Politics and Power in Evidence-based Policy

International Geneva actors, and other communities aiming to implement the Sustainable Development Goals, need an approach that helps to filter information, grasp complexity, and make decisions despite uncertainty – this is the purpose of evidence-based thinking.

The GSPI event series on evidence-based thinking in practice aims to support exchange and learning on challenges and practical approaches for evidence-based thinking across Geneva’s policy and research communities. Our first event had shed light on the importance of evidence-based thinking, and highlighted barriers and pragmatic strategies to achieve it nevertheless.

One of the barriers is related to the fact that evidence-based thinking takes place in a social and political context that features power dynamics. The purpose of our second event was to discuss this reality, and explore how researchers, policy-makers and practitioners can navigate and factor in power dynamics and politics in the path towards evidence-based policies.

On Tuesday October 1st, twenty-eight participants from diverse backgrounds attended GSPI’s event on Politics & Power in Evidence-based Policy.

After a set of welcoming remarks by GSPI Executive Director Nicolas Seidler and moderator Louise Gallagher, three experts shared their insights on the role of power in evidence-based policy.

Anja Kaspersen, Director of the United Nations’ Disarmament Office in Geneva (UNODA), shared her experience as a former diplomat and from her current position, which involves providing evidence to member states. She emphasised that diplomats are often tasked to push for agendas rather than wait and update their priorities in light of new evidence. She portrayed her work as that of a ‘professional translator’, one that ensures that people with diverging views and powers understand each other and can find compromises.

Ms Kaspersen also advanced that scientists do have power and should use it whenever they can. One example is the Biological Weapons Convention which was largely driven by scientists who were closely in touch with policy-makers.

Lastly, together with her colleague Scott Brummel, she presented their current work on analysing the formal process around Lethal Autonomous Weapons (LAWS). The idea is to uncover and reduce human biases in topical negotiations using automated analyses of public input documents by member states. Their goal is to progressively understand how UNODA and other UN agencies can better provide evidence-based support to member states.

Phil Gass, Senior Policy Advisor at the International Institute for Sustainable Development (IISD), expressed the view that science and facts do not carry much weight if politics and power hinder policy change.

He presented the insights IISD collected in an effort to map power dynamics in Indonesia. Power-mapping is a method that enables to understand power networks and identify the leverage points to create policy change. In this case, IISD was able to uncover some of the power dynamics behind political blockages regarding renewable energy. IISD identified that the people who support renewable energy are the ones with the least amount of power or engagement level, despite their large number size.

His colleague, Chris Beaton, argued that power-mapping can be thought of as the first step in the dialogue that opposing parties should have to create change. For IISD, this type of analysis and the resulting advocacy strategies allow them to use evidence in a more effective way to foster policy change.

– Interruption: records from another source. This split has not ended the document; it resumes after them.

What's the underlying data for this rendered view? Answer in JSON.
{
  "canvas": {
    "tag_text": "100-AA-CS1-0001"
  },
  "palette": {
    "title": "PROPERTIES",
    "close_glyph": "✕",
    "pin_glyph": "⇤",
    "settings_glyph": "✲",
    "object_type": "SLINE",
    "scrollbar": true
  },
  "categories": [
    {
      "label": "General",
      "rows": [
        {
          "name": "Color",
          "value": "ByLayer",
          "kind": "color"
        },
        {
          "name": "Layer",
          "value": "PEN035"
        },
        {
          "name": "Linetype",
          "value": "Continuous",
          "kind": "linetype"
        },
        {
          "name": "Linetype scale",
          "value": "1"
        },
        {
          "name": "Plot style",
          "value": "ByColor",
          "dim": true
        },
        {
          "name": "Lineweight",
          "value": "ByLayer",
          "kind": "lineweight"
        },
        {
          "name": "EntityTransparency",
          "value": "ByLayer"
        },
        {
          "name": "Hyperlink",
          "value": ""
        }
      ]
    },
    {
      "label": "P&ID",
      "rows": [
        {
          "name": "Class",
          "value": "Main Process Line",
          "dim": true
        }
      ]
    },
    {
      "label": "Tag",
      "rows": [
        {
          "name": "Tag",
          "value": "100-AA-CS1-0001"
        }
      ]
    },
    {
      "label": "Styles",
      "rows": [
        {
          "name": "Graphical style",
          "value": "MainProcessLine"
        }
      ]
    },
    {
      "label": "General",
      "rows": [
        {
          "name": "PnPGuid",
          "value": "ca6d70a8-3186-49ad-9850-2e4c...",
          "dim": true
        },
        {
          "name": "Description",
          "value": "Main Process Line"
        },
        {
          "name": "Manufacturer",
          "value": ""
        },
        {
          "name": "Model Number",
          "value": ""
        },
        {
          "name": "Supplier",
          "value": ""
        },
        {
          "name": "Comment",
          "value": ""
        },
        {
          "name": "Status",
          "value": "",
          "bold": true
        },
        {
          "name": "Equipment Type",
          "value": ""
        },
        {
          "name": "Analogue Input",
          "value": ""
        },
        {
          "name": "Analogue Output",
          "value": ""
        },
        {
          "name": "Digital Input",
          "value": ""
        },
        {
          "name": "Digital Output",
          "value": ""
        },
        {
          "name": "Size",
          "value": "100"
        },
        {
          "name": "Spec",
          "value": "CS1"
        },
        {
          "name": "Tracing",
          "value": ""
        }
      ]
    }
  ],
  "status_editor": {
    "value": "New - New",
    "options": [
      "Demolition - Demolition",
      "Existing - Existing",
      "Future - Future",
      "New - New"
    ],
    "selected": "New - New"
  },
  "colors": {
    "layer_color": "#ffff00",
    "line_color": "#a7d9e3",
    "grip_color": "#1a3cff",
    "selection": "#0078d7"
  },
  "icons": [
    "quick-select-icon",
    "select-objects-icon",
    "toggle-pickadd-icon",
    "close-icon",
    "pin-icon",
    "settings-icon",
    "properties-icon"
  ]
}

Finally, Moira Faul, Deputy Director of the Public-Private Partnership Center at the University of Geneva, presented her on-going work in network analysis to better understand policy networks and partnership dynamics.

Featuring a case from her recent research, she showed the significant differences that can exist between maps of multistakeholder partnerships on paper (formal), and how they look in practice when understood through interviews (informal). While the former one showed actors with equal relationships and power, the latter displayed a much more centralized picture with donor states and multilateral institutions as key actors holding more power.

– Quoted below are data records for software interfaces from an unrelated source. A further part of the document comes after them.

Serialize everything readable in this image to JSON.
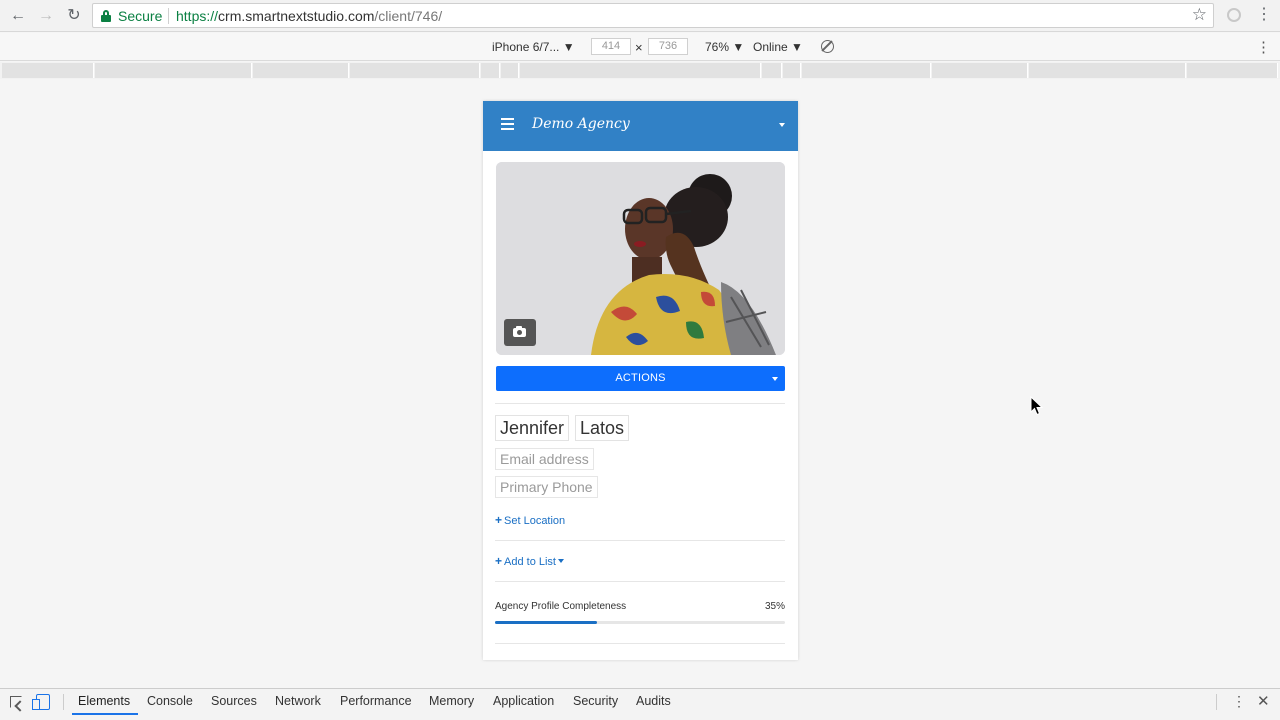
{
  "browser": {
    "secure_label": "Secure",
    "url_scheme": "https://",
    "url_host": "crm.smartnextstudio.com",
    "url_path": "/client/746/",
    "back_icon": "arrow-left-icon",
    "forward_icon": "arrow-right-icon",
    "reload_icon": "reload-icon",
    "bookmark_icon": "star-icon"
  },
  "device_toolbar": {
    "device": "iPhone 6/7... ▼",
    "width": "414",
    "height": "736",
    "times": "×",
    "zoom": "76% ▼",
    "throttle": "Online ▼"
  },
  "app": {
    "brand": "Demo Agency",
    "header_color": "#3181c6",
    "actions_label": "ACTIONS",
    "actions_color": "#0d6efd",
    "first_name": "Jennifer",
    "last_name": "Latos",
    "email_placeholder": "Email address",
    "phone_placeholder": "Primary Phone",
    "set_location_label": "Set Location",
    "add_to_list_label": "Add to List",
    "completeness_label": "Agency Profile Completeness",
    "completeness_pct": "35%",
    "completeness_value": 0.35
  },
  "devtools": {
    "tabs": [
      "Elements",
      "Console",
      "Sources",
      "Network",
      "Performance",
      "Memory",
      "Application",
      "Security",
      "Audits"
    ],
    "active_tab": "Elements"
  }
}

Interestingly, Dr Faul also explained that the more central the actors in a given network, the less they believe about the importance of power, and conversely. Moreover, she explained the role of nodes at the intersections of network clusters, playing a gatekeeping and brokerage role and thus in a position to decide when and why different clusters can connect, and how evidence can flow.

There seemed to be a general consensus among the participants that politics and power are a reality that not only needs to be better understood, but also factored in by a wider range of actors beyond lobbies and advocacy organisations. This is particularly true for scientific actors and think tanks aiming for their knowledge to have an impact in the world. This is also something that policy actors need to acknowledge and address if their goals are to promote stronger evidence-based policies able to address complex challenges identified under the umbrella of the Sustainable Development Goals.

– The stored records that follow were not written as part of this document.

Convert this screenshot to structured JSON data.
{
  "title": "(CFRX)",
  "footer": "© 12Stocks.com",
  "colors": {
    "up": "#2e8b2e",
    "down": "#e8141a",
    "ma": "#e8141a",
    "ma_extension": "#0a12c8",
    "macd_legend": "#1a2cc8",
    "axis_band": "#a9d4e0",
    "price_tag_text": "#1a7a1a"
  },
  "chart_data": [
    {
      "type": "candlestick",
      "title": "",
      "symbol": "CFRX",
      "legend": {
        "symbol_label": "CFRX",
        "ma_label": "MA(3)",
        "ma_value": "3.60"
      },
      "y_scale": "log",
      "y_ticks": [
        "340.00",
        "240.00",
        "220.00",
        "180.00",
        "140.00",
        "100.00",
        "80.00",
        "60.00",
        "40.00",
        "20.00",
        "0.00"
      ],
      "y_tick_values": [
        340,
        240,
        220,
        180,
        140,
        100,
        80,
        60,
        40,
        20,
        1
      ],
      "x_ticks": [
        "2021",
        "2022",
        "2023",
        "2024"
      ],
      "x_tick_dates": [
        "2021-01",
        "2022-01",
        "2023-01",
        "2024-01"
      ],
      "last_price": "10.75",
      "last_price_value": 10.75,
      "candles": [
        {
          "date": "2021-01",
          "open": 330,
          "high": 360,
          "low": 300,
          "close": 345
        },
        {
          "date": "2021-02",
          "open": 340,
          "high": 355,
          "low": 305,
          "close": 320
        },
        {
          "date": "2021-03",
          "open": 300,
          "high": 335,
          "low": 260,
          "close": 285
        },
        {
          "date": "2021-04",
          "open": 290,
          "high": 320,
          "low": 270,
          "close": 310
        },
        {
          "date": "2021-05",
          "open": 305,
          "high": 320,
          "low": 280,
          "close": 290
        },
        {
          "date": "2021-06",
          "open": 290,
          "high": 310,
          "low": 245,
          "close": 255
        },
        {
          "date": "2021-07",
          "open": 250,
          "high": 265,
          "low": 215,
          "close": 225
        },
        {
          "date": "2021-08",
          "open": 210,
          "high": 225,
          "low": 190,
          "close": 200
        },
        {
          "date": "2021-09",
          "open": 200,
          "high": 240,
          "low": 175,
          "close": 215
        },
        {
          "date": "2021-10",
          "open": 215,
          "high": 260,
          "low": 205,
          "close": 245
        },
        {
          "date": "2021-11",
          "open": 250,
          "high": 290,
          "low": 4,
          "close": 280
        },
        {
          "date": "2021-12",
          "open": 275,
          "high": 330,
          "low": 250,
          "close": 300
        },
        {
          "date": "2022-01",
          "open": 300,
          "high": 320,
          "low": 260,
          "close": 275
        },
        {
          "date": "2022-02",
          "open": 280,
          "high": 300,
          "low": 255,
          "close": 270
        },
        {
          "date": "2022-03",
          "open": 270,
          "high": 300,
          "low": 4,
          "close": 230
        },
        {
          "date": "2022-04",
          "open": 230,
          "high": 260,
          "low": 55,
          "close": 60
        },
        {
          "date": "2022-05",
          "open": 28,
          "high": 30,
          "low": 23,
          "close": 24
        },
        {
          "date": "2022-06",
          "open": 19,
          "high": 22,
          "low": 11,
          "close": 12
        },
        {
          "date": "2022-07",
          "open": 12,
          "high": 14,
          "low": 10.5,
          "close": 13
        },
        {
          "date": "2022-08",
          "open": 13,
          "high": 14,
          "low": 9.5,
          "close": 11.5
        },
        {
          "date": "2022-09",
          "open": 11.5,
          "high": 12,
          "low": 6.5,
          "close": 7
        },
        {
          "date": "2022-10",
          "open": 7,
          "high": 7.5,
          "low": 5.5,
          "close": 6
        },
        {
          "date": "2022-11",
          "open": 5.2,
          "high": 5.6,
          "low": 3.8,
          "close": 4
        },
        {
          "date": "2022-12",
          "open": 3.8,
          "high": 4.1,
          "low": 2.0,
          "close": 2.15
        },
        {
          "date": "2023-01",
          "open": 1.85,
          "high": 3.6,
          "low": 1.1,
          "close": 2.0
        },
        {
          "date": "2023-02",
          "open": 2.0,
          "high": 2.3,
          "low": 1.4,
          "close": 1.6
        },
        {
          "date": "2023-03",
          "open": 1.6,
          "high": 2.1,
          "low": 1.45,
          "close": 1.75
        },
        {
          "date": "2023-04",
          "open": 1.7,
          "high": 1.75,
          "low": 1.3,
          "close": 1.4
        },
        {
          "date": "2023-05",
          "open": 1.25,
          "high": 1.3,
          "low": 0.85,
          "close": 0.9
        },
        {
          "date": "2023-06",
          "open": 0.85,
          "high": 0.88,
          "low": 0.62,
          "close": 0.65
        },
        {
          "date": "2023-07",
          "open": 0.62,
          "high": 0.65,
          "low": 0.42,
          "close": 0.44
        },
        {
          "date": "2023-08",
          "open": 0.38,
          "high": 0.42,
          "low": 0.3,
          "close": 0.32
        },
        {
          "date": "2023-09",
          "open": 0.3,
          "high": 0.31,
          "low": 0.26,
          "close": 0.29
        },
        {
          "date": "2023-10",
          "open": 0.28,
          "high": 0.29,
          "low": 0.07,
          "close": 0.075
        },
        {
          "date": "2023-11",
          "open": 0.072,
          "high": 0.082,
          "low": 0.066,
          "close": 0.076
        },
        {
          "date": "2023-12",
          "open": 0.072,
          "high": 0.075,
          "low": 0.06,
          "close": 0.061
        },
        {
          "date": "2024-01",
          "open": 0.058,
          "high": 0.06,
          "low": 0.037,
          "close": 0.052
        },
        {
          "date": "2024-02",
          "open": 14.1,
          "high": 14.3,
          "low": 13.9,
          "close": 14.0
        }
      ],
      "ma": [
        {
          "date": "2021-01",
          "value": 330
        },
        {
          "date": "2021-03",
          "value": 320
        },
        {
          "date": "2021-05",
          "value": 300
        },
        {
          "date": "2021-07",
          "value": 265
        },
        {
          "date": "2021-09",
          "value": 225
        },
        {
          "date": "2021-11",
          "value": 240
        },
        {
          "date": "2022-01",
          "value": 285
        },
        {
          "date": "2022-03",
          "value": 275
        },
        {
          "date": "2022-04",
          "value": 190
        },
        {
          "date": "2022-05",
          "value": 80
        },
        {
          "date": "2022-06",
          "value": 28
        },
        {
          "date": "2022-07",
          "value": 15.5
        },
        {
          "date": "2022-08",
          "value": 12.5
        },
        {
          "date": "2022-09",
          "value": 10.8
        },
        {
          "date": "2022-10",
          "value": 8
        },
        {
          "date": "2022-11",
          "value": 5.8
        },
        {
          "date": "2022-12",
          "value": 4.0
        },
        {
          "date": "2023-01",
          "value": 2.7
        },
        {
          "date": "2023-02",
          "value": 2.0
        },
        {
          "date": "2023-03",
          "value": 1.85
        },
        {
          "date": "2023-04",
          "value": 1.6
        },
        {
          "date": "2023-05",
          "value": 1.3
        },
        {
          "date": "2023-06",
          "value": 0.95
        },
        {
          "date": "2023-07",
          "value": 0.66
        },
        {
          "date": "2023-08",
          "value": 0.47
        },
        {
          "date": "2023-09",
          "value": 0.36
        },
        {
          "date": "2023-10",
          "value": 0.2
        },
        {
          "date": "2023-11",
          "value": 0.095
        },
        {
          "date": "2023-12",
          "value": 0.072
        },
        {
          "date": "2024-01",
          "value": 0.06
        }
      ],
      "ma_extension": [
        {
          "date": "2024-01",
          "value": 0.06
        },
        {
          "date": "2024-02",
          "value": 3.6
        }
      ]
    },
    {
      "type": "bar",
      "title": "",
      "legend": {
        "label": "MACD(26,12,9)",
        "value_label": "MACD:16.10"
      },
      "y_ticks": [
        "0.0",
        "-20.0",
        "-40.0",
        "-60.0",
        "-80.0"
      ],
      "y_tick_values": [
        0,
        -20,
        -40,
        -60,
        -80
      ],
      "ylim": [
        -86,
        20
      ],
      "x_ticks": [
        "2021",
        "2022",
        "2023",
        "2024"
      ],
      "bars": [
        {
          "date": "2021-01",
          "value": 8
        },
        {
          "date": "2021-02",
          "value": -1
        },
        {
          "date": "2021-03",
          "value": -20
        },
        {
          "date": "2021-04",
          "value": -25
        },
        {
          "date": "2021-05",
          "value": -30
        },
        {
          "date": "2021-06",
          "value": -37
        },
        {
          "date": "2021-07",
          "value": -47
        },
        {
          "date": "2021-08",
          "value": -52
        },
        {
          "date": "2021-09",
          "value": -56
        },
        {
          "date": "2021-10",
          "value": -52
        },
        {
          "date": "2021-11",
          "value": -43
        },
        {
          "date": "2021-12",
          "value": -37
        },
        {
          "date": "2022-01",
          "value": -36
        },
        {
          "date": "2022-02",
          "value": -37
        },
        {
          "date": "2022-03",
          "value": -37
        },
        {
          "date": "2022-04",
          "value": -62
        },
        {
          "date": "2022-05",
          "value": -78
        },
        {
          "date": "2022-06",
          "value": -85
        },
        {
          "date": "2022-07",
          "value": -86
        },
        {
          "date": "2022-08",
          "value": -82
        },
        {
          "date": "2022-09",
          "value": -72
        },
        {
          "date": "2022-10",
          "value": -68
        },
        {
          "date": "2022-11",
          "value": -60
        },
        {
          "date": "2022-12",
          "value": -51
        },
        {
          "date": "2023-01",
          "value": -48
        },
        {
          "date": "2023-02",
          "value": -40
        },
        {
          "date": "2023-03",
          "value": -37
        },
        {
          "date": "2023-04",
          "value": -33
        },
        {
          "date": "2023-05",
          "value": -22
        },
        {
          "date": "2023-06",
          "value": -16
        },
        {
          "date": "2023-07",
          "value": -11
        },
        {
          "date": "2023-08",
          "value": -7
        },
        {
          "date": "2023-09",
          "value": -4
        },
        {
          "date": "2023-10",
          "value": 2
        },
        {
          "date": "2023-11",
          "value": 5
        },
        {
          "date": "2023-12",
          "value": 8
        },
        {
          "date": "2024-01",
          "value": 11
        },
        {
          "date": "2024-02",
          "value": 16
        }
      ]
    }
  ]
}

Interested in receiving information or to make suggestions about our next events? Reach out to us at contact@gspi.ch or subscribe directly to our newsletter to stay informed.

 

Event agenda

16:30 WELCOME, Nicolas Seidler, Executive Director, Geneva Science-Policy Interface

16:40 DISCUSSION, Introduced and moderated by Dr Louise Gallagher, University of Geneva

  • Dr. Moira Faul, Deputy Director,  Public-Private Partnership Center
  • Phil Gass, Senior Policy Advisor, International Institute for Sustainable Development
  • Anja Kaspersen, Director, United Nations Office for Disarmament Affairs

17:40 NEXT STEPS & NETWORKING